▶ [Supplied material]:

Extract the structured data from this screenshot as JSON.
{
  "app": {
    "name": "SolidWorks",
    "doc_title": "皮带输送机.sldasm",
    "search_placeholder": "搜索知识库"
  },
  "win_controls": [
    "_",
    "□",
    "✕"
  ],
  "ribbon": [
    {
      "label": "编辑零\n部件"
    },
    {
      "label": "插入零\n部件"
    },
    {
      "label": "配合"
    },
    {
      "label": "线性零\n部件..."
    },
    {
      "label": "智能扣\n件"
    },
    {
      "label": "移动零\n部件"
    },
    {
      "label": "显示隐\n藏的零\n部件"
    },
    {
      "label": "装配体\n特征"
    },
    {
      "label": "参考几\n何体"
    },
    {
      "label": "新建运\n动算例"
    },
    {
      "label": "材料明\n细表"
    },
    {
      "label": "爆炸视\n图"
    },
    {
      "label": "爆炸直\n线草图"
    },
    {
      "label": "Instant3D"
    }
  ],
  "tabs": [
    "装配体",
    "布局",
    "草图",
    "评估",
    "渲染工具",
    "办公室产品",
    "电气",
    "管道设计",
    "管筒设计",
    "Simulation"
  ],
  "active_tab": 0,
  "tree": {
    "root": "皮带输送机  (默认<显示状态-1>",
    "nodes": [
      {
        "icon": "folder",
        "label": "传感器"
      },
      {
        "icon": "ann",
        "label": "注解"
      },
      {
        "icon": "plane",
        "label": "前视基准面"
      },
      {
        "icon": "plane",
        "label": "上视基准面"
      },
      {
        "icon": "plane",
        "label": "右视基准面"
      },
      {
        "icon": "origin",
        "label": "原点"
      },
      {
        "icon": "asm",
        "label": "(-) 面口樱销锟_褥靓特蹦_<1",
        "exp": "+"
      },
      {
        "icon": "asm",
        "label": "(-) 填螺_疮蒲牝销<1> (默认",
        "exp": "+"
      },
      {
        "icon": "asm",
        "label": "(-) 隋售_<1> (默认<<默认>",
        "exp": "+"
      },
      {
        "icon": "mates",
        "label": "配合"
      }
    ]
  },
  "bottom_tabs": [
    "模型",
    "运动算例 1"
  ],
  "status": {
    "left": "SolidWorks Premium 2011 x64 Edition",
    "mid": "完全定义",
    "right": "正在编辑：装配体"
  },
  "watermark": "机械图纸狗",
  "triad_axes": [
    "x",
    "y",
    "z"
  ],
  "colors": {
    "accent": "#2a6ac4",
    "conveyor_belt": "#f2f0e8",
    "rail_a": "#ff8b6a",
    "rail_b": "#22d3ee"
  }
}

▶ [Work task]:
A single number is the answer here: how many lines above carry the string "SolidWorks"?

▶ [Response to this exercise]:
2